Helen of Troy

Helen of Troy

When Zeus, the most powerful god in Greek mythology, asks you to become a beauty-contest judge, you do it.

It wasn’t going to end well for anyone who took on the job. And Paris, being a naive young low-level worker in the agricultural business, did what he was told. His job was to decide which of the three goddesses was the most beautiful.

Well, would you want the job?

Think about it. If you take the job you’re guaranteed two unhappy losers. And prickly goddesses are not the sort of thing you want cluttering up your life.

Aphrodite, the goddess of sexual love and beauty, wins the contest, and the other two, Hera and Athena, plot to get even.

Paris chooses Aphrodite’s offers to help him get Helen, daughter of the King of Sparta and the most beautiful woman alive.

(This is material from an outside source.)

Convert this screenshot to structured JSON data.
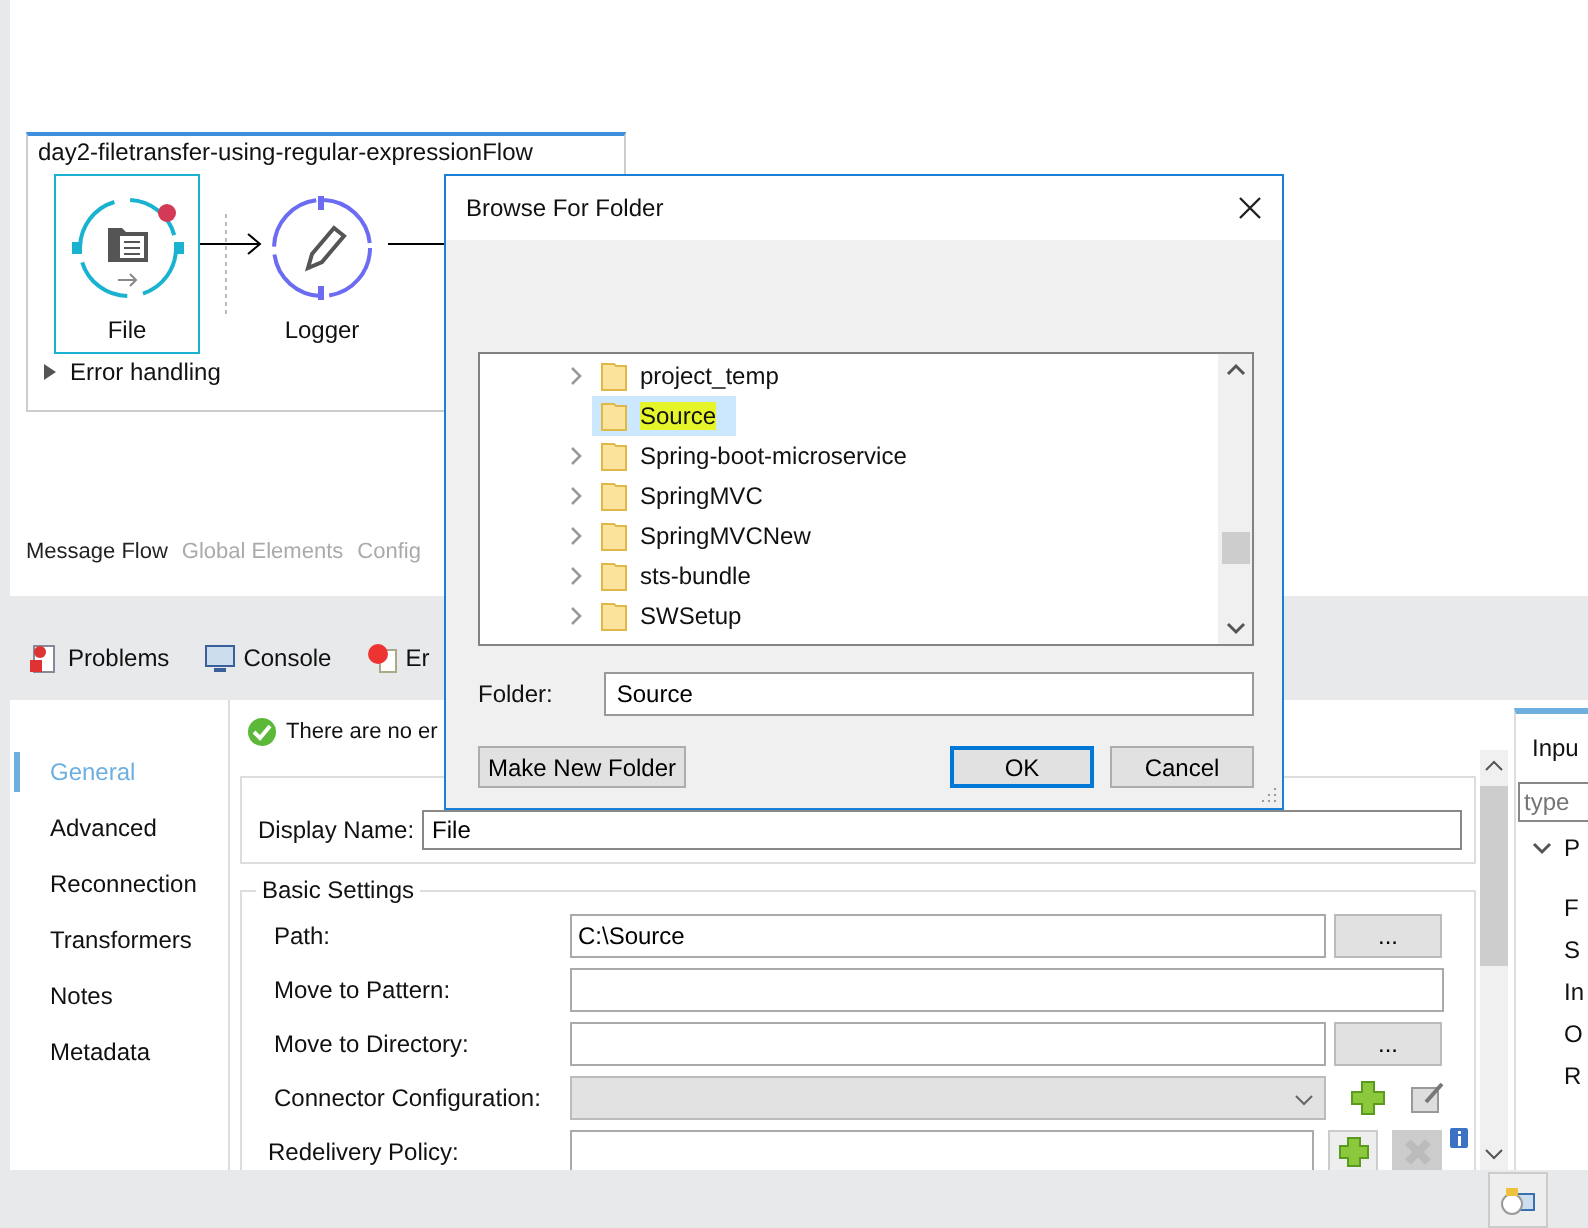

What young Paris doesn’t know yet is that Helen is grumpy and demanding. He will find out soon enough.

For now, Aphrodite has Paris’s back. He is blinded by love for Helen and imagines nights of erotic bliss. Excitingly, he’s just discovered new seductive skills and has no trouble luring Helen away to Troy with his smooth-tongued pick-up lines.  

PARIS: “Let’s go to my place.”

HELEN: “I suppose so.”

Helen’s husband, the King of Sparta, doesn’t miss his trophy wife much. Anyway, that endless babble was getting on his nerves. Always there are complaints about the clothes, the food, the temperature of her bathtub, and which direction her window faces today. Nothing is good enough for Helen. Her husband is grateful to Paris for taking her off his hands, but he can’t say that aloud.

On the other hand, to do nothing wouldn’t look good. So he does what any Spartan does he declares war. True to character, the manly bronze-age Greeks set off to Troy to get Helen back.

But the war drags on and after ten years of laying siege to Troy, the Greek army is having second thoughts about getting Helen back. Most had forgotten who Helen was and now rumors had spread of her constant grumpiness and appetite.

But the Greeks had valiantly tried hard to get into the city.

Some brainy Greeks had the idea to send in a wooden horse filled with soldiers. But the catering core had plans of their own. There would be no Trojan Horse but a Trojan Pie. No one would guess it was a trick. Everyone thought this was a brainwave, which it was. The Trojans couldn’t resist a good pie.

The Trojans feasted upon the crusty comestible for weeks. But the Greeks made the critical error of not putting in the rescue party. They had been so excited and distracted by their new invention of phyllo crust.

Odysseus through a heroic act of bravery disguised himself as a Trojan, got himself into the city, and found Helen. She was a bundle of irritation about her father, Paris, who didn’t meet expectations, and now she got personal about Odysseus’s appearance. Odysseus beat a hasty retreat. She was better off where she was. The Greeks packed up and went home.

Paris learned his lesson that looks aren’t everything.